The Treasury wants to force the highest paid staff at 15 of the UK's largest banks to publicly disclose their pay.
In a consultation on pay transparency in banking launched today, the Treasury suggested the eight highest-paid non-board executives at each large bank should disclose their remuneration deals.
The rules would cover 15 banks including the UK's largest and the UK operations of large foreign banks.
Today's proposal is part of Project Merlin, the government's accord with the banking sector.
In February 2011, when launching Project Merlin, the government pledged to extend the disclosure of remuneration amongst top bankers.
Earlier this year, four major UK banks agreed to publish the pay of its five highest-earning non-board executives.

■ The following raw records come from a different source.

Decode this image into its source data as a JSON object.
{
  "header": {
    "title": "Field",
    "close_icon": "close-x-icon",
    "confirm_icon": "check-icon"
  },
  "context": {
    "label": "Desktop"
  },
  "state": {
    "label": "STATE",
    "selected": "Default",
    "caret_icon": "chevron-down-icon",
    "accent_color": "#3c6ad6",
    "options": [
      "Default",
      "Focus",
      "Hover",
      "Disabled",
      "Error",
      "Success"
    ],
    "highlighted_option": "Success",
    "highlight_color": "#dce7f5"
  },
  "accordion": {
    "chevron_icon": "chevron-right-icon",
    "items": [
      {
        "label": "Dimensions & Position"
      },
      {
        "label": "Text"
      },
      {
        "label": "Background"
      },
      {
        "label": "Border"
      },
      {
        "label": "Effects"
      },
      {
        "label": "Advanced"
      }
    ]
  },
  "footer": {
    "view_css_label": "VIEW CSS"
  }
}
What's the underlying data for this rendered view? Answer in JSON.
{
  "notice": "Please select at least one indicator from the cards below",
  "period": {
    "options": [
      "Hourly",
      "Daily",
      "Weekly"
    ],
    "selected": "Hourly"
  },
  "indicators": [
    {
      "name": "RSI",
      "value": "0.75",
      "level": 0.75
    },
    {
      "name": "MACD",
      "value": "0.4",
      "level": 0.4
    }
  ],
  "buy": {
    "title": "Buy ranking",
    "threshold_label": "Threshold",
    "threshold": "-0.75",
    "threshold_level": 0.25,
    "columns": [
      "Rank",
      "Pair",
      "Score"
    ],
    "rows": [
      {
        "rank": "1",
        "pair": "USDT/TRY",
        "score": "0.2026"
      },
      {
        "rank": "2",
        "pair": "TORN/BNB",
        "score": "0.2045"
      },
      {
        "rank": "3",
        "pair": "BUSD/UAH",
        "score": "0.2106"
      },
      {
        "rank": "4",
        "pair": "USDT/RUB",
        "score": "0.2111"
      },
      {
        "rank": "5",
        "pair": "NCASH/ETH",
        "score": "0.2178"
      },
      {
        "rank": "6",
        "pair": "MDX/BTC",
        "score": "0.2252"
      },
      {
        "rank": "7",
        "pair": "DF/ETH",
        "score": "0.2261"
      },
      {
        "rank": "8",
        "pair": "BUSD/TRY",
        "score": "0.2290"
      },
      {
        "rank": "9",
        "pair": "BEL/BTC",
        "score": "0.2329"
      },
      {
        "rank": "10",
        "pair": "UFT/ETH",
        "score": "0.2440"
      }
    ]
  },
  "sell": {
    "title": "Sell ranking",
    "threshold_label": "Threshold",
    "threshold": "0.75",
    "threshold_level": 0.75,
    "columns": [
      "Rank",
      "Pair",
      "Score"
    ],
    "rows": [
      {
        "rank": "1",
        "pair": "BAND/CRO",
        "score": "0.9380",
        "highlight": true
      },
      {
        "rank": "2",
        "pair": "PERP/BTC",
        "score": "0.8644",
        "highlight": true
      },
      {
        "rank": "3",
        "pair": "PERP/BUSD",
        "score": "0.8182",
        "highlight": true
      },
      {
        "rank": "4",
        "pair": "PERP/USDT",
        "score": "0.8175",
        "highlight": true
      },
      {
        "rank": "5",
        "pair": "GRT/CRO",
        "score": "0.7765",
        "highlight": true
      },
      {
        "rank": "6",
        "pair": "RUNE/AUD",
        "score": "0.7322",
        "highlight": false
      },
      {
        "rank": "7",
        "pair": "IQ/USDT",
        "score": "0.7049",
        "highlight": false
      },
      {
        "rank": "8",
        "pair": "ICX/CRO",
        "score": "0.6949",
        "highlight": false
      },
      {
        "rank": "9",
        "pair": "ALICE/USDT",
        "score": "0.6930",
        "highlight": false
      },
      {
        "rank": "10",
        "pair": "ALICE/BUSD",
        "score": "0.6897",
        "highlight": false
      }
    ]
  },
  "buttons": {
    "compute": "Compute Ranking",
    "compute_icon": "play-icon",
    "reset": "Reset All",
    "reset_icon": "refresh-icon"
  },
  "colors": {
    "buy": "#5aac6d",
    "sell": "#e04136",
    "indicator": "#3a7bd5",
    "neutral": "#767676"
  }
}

Mark Hoban, financial secretary to the Treasury, said: "The banking system cannot reward employees for short-term performance while leaving investors exposed to long-term risk.
"We want shareholders to hold banks to account for their bonus structure, which is why we're taking action to make top-level pay more transparent.
"We want the most transparency for those with the greatest responsibility."
Yesterday the Bank of England announced it may change the way it measures bankers' bonuses making it more difficult for bankers to justify multi-million pound rewards.
Consistency and compliance vs. slower reaction time
Search for replacement to begin imminently
60+ £300bn ISA savings
Has technology moved on?
Total funds on list rise from 26 to 58